McCarron understands. He wants to master the art of straddling that line between shutting his mark down, but also to be in help position - on time, every time - without fail. He believes it's like a game of cat and mouse: Can he fool the opposition into believing he's somewhere when he's not?

"It's just about how well can I not allow my guy to be open," says McCarron, "but also be in the help spot and that's somewhere where I need to continue to grow. It's something that I didn't do well in the past."

McCarron idolised Brad Newley. Growing up in Alice Springs, McCarron would constantly hear his parents talk about Newley and his exploits - whether it was making his NBL debut, or going to the Olympics and World Championships.

When McCarron arrived in Spain, he was told how much Spanish coaches and clubs loved Newley - McCarron had found the perfect guy to model his game around.

"They just said how hard he plays," says McCarron. "He plays for the team. He does everything. He defends. He leaves it all out there. He's a good teammate. And that is extremely valuable."

Like Newley, McCarron relishes crashing the defensive glass - he rebounds like a power forward, after all - and then pushing the ball, exploring open court opportunities. He would quietly delight in 'stealing' rebounds off his bigs and then start the break. Vickerman sees that quality as one of McCarron's greatest assets.
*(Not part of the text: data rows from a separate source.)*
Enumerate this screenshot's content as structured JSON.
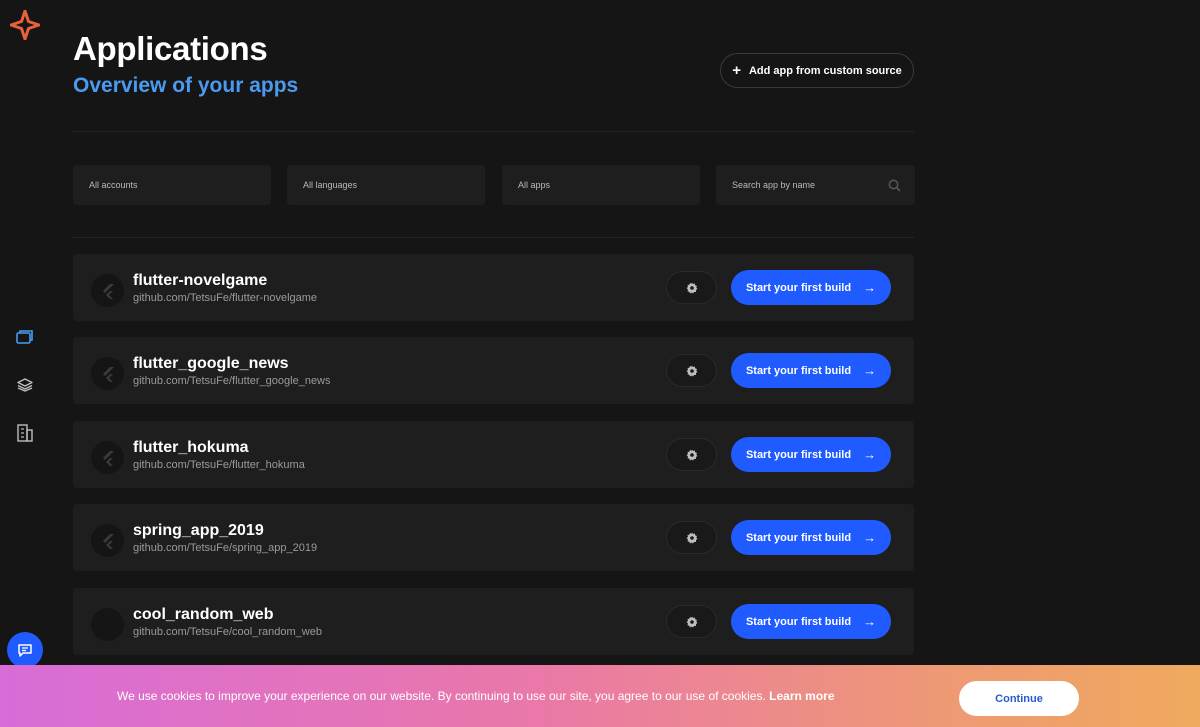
{
  "header": {
    "title": "Applications",
    "subtitle": "Overview of your apps",
    "add_button_label": "Add app from custom source"
  },
  "filters": {
    "accounts": "All accounts",
    "languages": "All languages",
    "apps": "All apps",
    "search_placeholder": "Search app by name"
  },
  "apps": [
    {
      "name": "flutter-novelgame",
      "repo": "github.com/TetsuFe/flutter-novelgame",
      "build_label": "Start your first build",
      "icon": "flutter-icon"
    },
    {
      "name": "flutter_google_news",
      "repo": "github.com/TetsuFe/flutter_google_news",
      "build_label": "Start your first build",
      "icon": "flutter-icon"
    },
    {
      "name": "flutter_hokuma",
      "repo": "github.com/TetsuFe/flutter_hokuma",
      "build_label": "Start your first build",
      "icon": "flutter-icon"
    },
    {
      "name": "spring_app_2019",
      "repo": "github.com/TetsuFe/spring_app_2019",
      "build_label": "Start your first build",
      "icon": "flutter-icon"
    },
    {
      "name": "cool_random_web",
      "repo": "github.com/TetsuFe/cool_random_web",
      "build_label": "Start your first build",
      "icon": ""
    }
  ],
  "cookie": {
    "text": "We use cookies to improve your experience on our website. By continuing to use our site, you agree to our use of cookies.",
    "learn_more": "Learn more",
    "continue_label": "Continue"
  },
  "colors": {
    "accent": "#1f5bff",
    "subtitle": "#4a9bf0",
    "background": "#151515",
    "card": "#1e1e1e"
  }
}
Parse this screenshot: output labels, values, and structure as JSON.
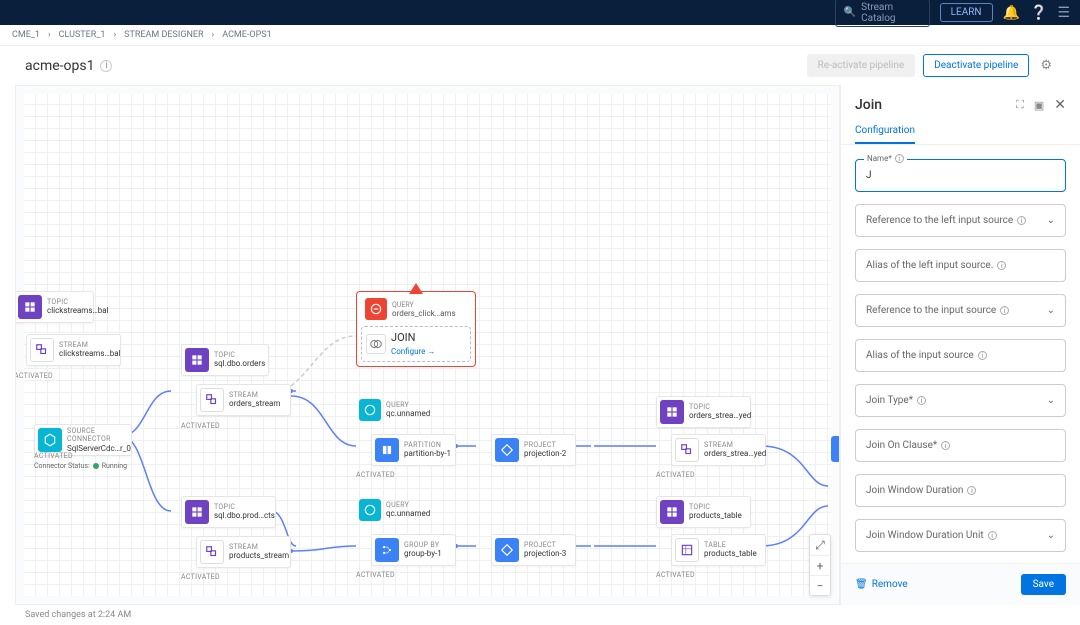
{
  "topbar": {
    "search_placeholder": "Stream Catalog",
    "learn": "LEARN"
  },
  "breadcrumb": {
    "items": [
      "CME_1",
      "CLUSTER_1",
      "STREAM DESIGNER",
      "ACME-OPS1"
    ]
  },
  "header": {
    "title": "acme-ops1",
    "reactivate": "Re-activate pipeline",
    "deactivate": "Deactivate pipeline"
  },
  "footer": {
    "text": "Saved changes at 2:24 AM"
  },
  "nodes": {
    "topic1": {
      "lbl": "TOPIC",
      "nm": "clickstreams…bal"
    },
    "stream1": {
      "lbl": "STREAM",
      "nm": "clickstreams…bal"
    },
    "activated": "ACTIVATED",
    "source": {
      "lbl": "SOURCE CONNECTOR",
      "nm": "SqlServerCdc…r_0"
    },
    "status": {
      "label": "Connector Status:",
      "state": "Running"
    },
    "topic2": {
      "lbl": "TOPIC",
      "nm": "sql.dbo.orders"
    },
    "stream2": {
      "lbl": "STREAM",
      "nm": "orders_stream"
    },
    "topic3": {
      "lbl": "TOPIC",
      "nm": "sql.dbo.prod…cts"
    },
    "stream3": {
      "lbl": "STREAM",
      "nm": "products_stream"
    },
    "error": {
      "lbl": "QUERY",
      "nm": "orders_click…ams",
      "subLbl": "JOIN",
      "configure": "Configure →"
    },
    "query1": {
      "lbl": "QUERY",
      "nm": "qc.unnamed"
    },
    "part": {
      "lbl": "PARTITION",
      "nm": "partition-by-1"
    },
    "proj2": {
      "lbl": "PROJECT",
      "nm": "projection-2"
    },
    "query2": {
      "lbl": "QUERY",
      "nm": "qc.unnamed"
    },
    "group": {
      "lbl": "GROUP BY",
      "nm": "group-by-1"
    },
    "proj3": {
      "lbl": "PROJECT",
      "nm": "projection-3"
    },
    "topic4": {
      "lbl": "TOPIC",
      "nm": "orders_strea…yed"
    },
    "stream4": {
      "lbl": "STREAM",
      "nm": "orders_strea…yed"
    },
    "topic5": {
      "lbl": "TOPIC",
      "nm": "products_table"
    },
    "table1": {
      "lbl": "TABLE",
      "nm": "products_table"
    }
  },
  "sidepanel": {
    "title": "Join",
    "tab": "Configuration",
    "fields": {
      "name": {
        "label": "Name*",
        "value": "J"
      },
      "leftRef": "Reference to the left input source",
      "leftAlias": "Alias of the left input source.",
      "ref": "Reference to the input source",
      "alias": "Alias of the input source",
      "joinType": "Join Type*",
      "joinOn": "Join On Clause*",
      "dur": "Join Window Duration",
      "durUnit": "Join Window Duration Unit"
    },
    "remove": "Remove",
    "save": "Save"
  }
}
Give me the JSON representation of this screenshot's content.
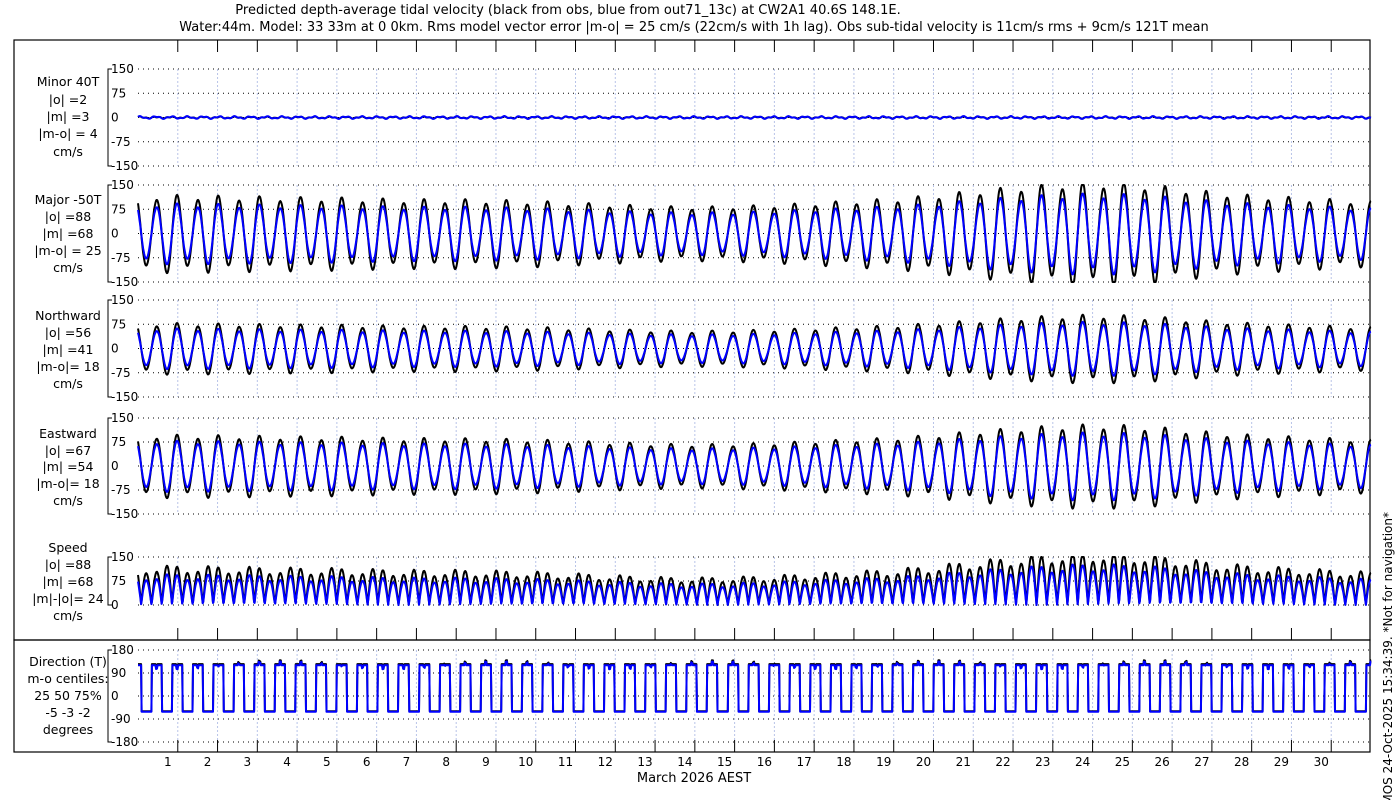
{
  "title_line1": "Predicted depth-average tidal velocity (black from obs, blue from out71_13c) at CW2A1 40.6S 148.1E.",
  "title_line2": "Water:44m. Model: 33 33m at 0 0km. Rms model vector error |m-o| = 25 cm/s (22cm/s with 1h lag). Obs sub-tidal velocity is 11cm/s rms + 9cm/s 121T mean",
  "xlabel": "March 2026 AEST",
  "copyright": "© IMOS 24-Oct-2025 15:34:39. *Not for navigation*",
  "colors": {
    "obs": "#000000",
    "model": "#0000ff",
    "grid": "#000000",
    "day_grid": "#b8c4e8"
  },
  "chart_data": {
    "type": "line",
    "x_tick_labels": [
      "1",
      "2",
      "3",
      "4",
      "5",
      "6",
      "7",
      "8",
      "9",
      "10",
      "11",
      "12",
      "13",
      "14",
      "15",
      "16",
      "17",
      "18",
      "19",
      "20",
      "21",
      "22",
      "23",
      "24",
      "25",
      "26",
      "27",
      "28",
      "29",
      "30"
    ],
    "x_range_days": [
      0,
      31
    ],
    "daily_obs_major_amplitude": [
      110,
      112,
      110,
      108,
      106,
      105,
      102,
      100,
      100,
      98,
      95,
      90,
      85,
      80,
      78,
      80,
      84,
      90,
      96,
      102,
      112,
      125,
      136,
      145,
      150,
      146,
      136,
      122,
      112,
      106,
      100
    ],
    "model_to_obs_ratio": 0.78,
    "panels": [
      {
        "name": "minor",
        "labels": [
          "Minor 40T",
          "|o| =2",
          "|m| =3",
          "|m-o| = 4",
          "cm/s"
        ],
        "ticks": [
          150,
          75,
          0,
          -75,
          -150
        ],
        "tick_labels": [
          "150",
          "75",
          "0",
          "-75",
          "-150"
        ],
        "ylim": [
          -150,
          150
        ],
        "obs_scale": 0.02,
        "model_scale": 0.03
      },
      {
        "name": "major",
        "labels": [
          "Major -50T",
          "|o| =88",
          "|m| =68",
          "|m-o| = 25",
          "cm/s"
        ],
        "ticks": [
          150,
          75,
          0,
          -75,
          -150
        ],
        "tick_labels": [
          "150",
          "75",
          "0",
          "-75",
          "-150"
        ],
        "ylim": [
          -150,
          150
        ],
        "obs_scale": 1.0,
        "model_scale": 0.78
      },
      {
        "name": "northward",
        "labels": [
          "Northward",
          "|o| =56",
          "|m| =41",
          "|m-o|= 18",
          "cm/s"
        ],
        "ticks": [
          150,
          75,
          0,
          -75,
          -150
        ],
        "tick_labels": [
          "150",
          "75",
          "0",
          "-75",
          "-150"
        ],
        "ylim": [
          -150,
          150
        ],
        "obs_scale": 0.66,
        "model_scale": 0.52
      },
      {
        "name": "eastward",
        "labels": [
          "Eastward",
          "|o| =67",
          "|m| =54",
          "|m-o|= 18",
          "cm/s"
        ],
        "ticks": [
          150,
          75,
          0,
          -75,
          -150
        ],
        "tick_labels": [
          "150",
          "75",
          "0",
          "-75",
          "-150"
        ],
        "ylim": [
          -150,
          150
        ],
        "obs_scale": 0.82,
        "model_scale": 0.66
      },
      {
        "name": "speed",
        "labels": [
          "Speed",
          "|o| =88",
          "|m| =68",
          "|m|-|o|= 24",
          "cm/s"
        ],
        "ticks": [
          150,
          75,
          0
        ],
        "tick_labels": [
          "150",
          "75",
          "0"
        ],
        "ylim": [
          0,
          150
        ],
        "obs_scale": 1.0,
        "model_scale": 0.78
      },
      {
        "name": "direction",
        "labels": [
          "Direction (T)",
          "m-o centiles:",
          "25  50  75%",
          "-5 -3 -2",
          "degrees"
        ],
        "ticks": [
          180,
          90,
          0,
          -90,
          -180
        ],
        "tick_labels": [
          "180",
          "90",
          "0",
          "-90",
          "-180"
        ],
        "ylim": [
          -180,
          180
        ],
        "obs_flood_dir": 125,
        "obs_ebb_dir": -60,
        "model_flood_dir": 120,
        "model_ebb_dir": -62
      }
    ]
  }
}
"When we talk about when Mitch McCarron's great for us, that's the first thing that we talk about," he says. "We talk about him being a defensive rebounder. Him being a facilitator and a pusher, to get others and himself some early buckets. We've been more successful when he's up around that six, seven, eight kind of mark at defensive boards. That gives us an extra three to four buckets."

"I love that kind of game where you get a rebound, you get that big, first push dribble, and I get to throw a kick-ahead," says McCarron. "Or I get to attack a guy one-on-one in trans, and maybe cause an advantage."

There's an interesting inflection point when it comes to how we determine the league's best individual defender. Should the Best Defensive Player come from strong defensive teams?

The narrative for United this season has been inconsistency, but also one that is steeped in collective, defensive woes.

"We weren't a team that was built for defence this year," says Vickerman. "We've tried to put a high scoring team together that could be really serviceable defensively, and we're still continuing to change, and use more zone and do different things defensively to continue to cover."

The Sydney Kings and the Cairns Taipans are the two best defensive teams in the league this season.

"Do you look at guys from their team more?" asks Vickerman. "I think you would. But again, he's got to be in the conversation because of his individual efforts on our team."

But should McCarron be penalised for this? Isn't this an individual award? As such, shouldn't it be for the one who has owned the best individual defensive season?

For the record, McCarron won't hear of it. He considers himself to have had a solid defensive season.

"I think my struggles come from the fact that we as a team haven't defended that well. So, it's hard for me to sit here and say, 'oh man, I've been such an elite defender' when we as a team haven't got the job done," he says. "If I was that incredible, maybe we're in a better position."

But that's not how team defence works - it's a collective concept. No one individual defender - no matter how transcendent - can reshape an entire team's identity. Consider the great Damian Martin, in his prime, was flanked by tough, intelligent defenders. He was the head of that snake, but that snake was mean.

Aside from Shea Ili, who else is an above-average defender in this United squad who has played major minutes?

McCarron has done everything possible, shape-shifting weekly to plug a leaky defence. Based on this alone he should be (very) firmly in the mix.

"Yeah, absolutely," says Vickerman. "I think he's in the mix. I guess it's what you value. Any time in a defensive player, do you think shot-blocking is the most important thing? Do you think steals is the most important thing? Or is it your ability to cover multiple, different people? And I think if you value that one, that he can guard one-through-three, some four, then he's in the real conversation about being in that defensive player of the year."